      • MuraNava says:

        another resource one could use to come up with sentences is stringnet (http://www.lexchecker.org/index.php), for example for pop in (closest to pop into using your example) we see that the most common construction is [noun] pop in:

        1. Someone pointed out that it would stop passers-by popping in to buy something.

        2. And then this brother lived next-door and his wife popped in and out.

        3. When Safeways was particularly busy‘ one Friday lunchtime, Phyllis popped in for a packet of chops for her husband and herself.

        by exanding the stringent we could get more help in getting example sentences i.e. with the following patterns:

        [noun] pop in [conj]
        [noun] pop in [verb]
        [noun] [conj] pop in
        [noun] [verb] pop in

        [http://www.lexchecker.org/hyngram/hyngram_relation.php?hyngram_cjson=%5B40,%20409262,%2015767%5D&meta_offset=199579800&relation=expand&target_na1_i=3]

        ta
        mura

        • Lexicallab says:

          Thanks Mura.

          Much as I believe some available resources can help us hone better examples, I’ve never been convinced Stringnet is one that can!

          I’ve just looked up the so-called patterns for POP IN and all it tells me is that the most common word that can appear as the noun with POP IN is ‘people’. No kidding!

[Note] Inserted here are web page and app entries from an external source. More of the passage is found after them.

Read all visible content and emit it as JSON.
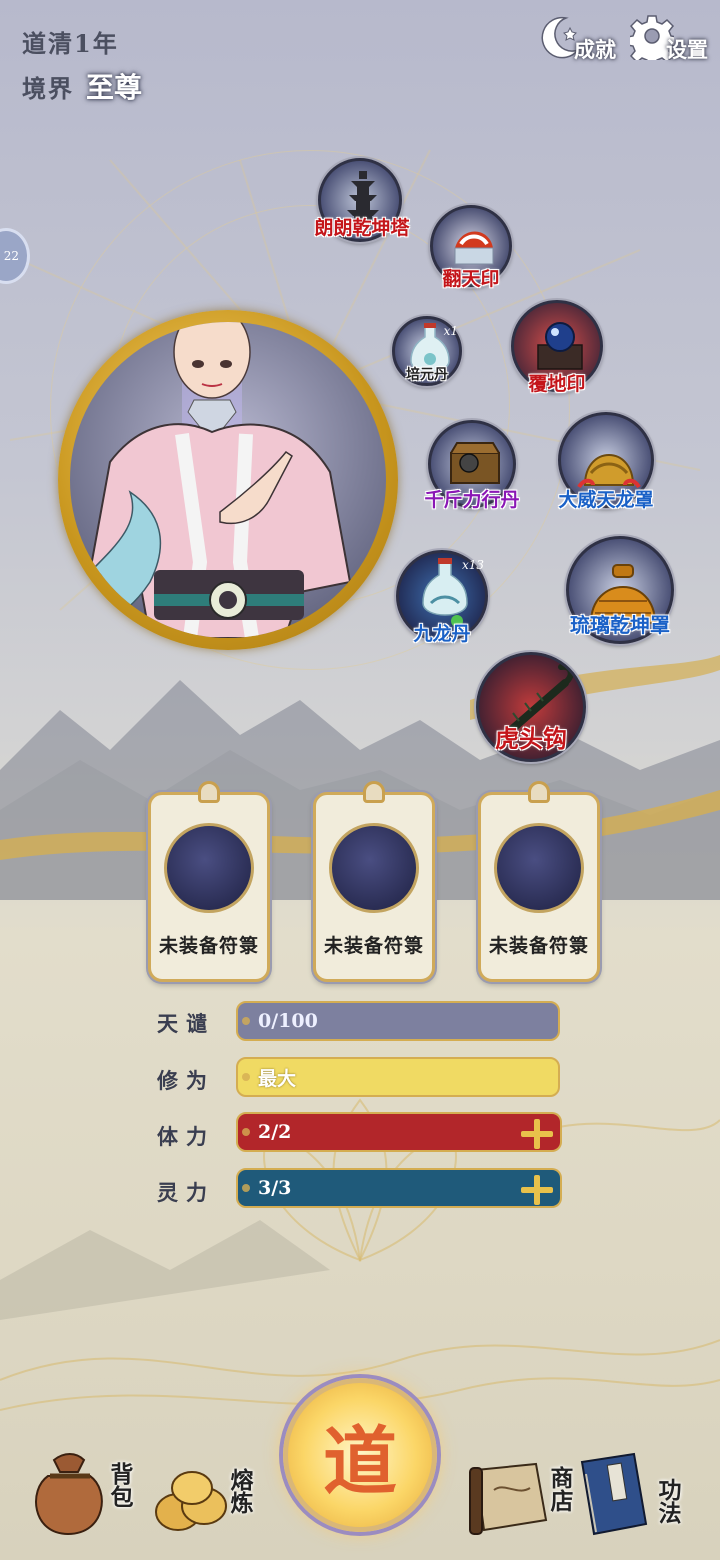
{
  "header": {
    "time_label": "道清1年",
    "realm_label": "境界",
    "realm_value": "至尊",
    "achievements_label": "成就",
    "settings_label": "设置",
    "side_tab_text": "22"
  },
  "treasures": [
    {
      "name": "朗朗乾坤塔",
      "color": "red"
    },
    {
      "name": "翻天印",
      "color": "red"
    },
    {
      "name": "培元丹",
      "count": "x1",
      "color": "black"
    },
    {
      "name": "覆地印",
      "color": "red"
    },
    {
      "name": "千斤力行丹",
      "color": "purple"
    },
    {
      "name": "大威天龙罩",
      "color": "blue"
    },
    {
      "name": "九龙丹",
      "count": "x13",
      "color": "blue"
    },
    {
      "name": "琉璃乾坤罩",
      "color": "blue"
    },
    {
      "name": "虎头钩",
      "color": "red"
    }
  ],
  "talisman_slots": [
    {
      "label": "未装备符箓"
    },
    {
      "label": "未装备符箓"
    },
    {
      "label": "未装备符箓"
    }
  ],
  "stats": {
    "tianqian": {
      "label": "天谴",
      "value": "0/100"
    },
    "xiuwei": {
      "label": "修为",
      "value": "最大"
    },
    "tili": {
      "label": "体力",
      "value": "2/2"
    },
    "lingli": {
      "label": "灵力",
      "value": "3/3"
    }
  },
  "nav": {
    "bag": "背包",
    "forge": "熔炼",
    "dao": "道",
    "shop": "商店",
    "skills": "功法"
  },
  "colors": {
    "tianqian_bar": "#7d809f",
    "xiuwei_bar": "#f0da63",
    "tili_bar": "#b2262a",
    "lingli_bar": "#1f5a7a",
    "gold_border": "#d4ad52"
  }
}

Meanwhile, Blackbeard is the last common!! Not exactly helpful revelations.

          I’m also slightly confused about the examples you give yourself. When you say that “the most common construction for POP IN is ‘Someone pointed out that it would stop passers-by popping in to buy something'”, what does that mean? It surely cannot be the case that POP IN is most frequently used in conjunction with SOMEONE POINTED OUT THAT . . . or even with STOP PEOPLE POPPING IN.

          Presumably, it just means PEOPLE pop in (to places) TO DO things is the most common pattern . . . which doesn’t exactly broaden the sum total of knowledge we already had.

          Personally, I’d advise most teachers to steer clear of that one. A decent learner’s dictionary gives enough for most teachers to be able to cull one or two good examples.

          • MuraNava says:

            hi (by the way is it hugh or andrew?)

            i guess i was contrasting with the first 2 examples you gave for pop into which were imperative uses not seen in BNC.

            the third example of yours is seen:
            We could pop into The Nest for a burger and a beer . . . even a salad if you want!

            i.e. [noun] [verb] pop in

            you are right though stringnet is not for everyone!

            ta
            mura


RECENT CHUNKS OF THE DAY
So after weeks of umming and ahing, it's finally happened: the UK has been placed on lockdown. It's strange to
Burger King have recently launched their first plant-based burger - the Rebel Whopper – a move that you might imagine
Wherever you are in the world, the news over the last few weeks has almost certainly been dominated by one
This afternoon I interviewed someone who's applied to do one of our language courses this summer. We like to Skype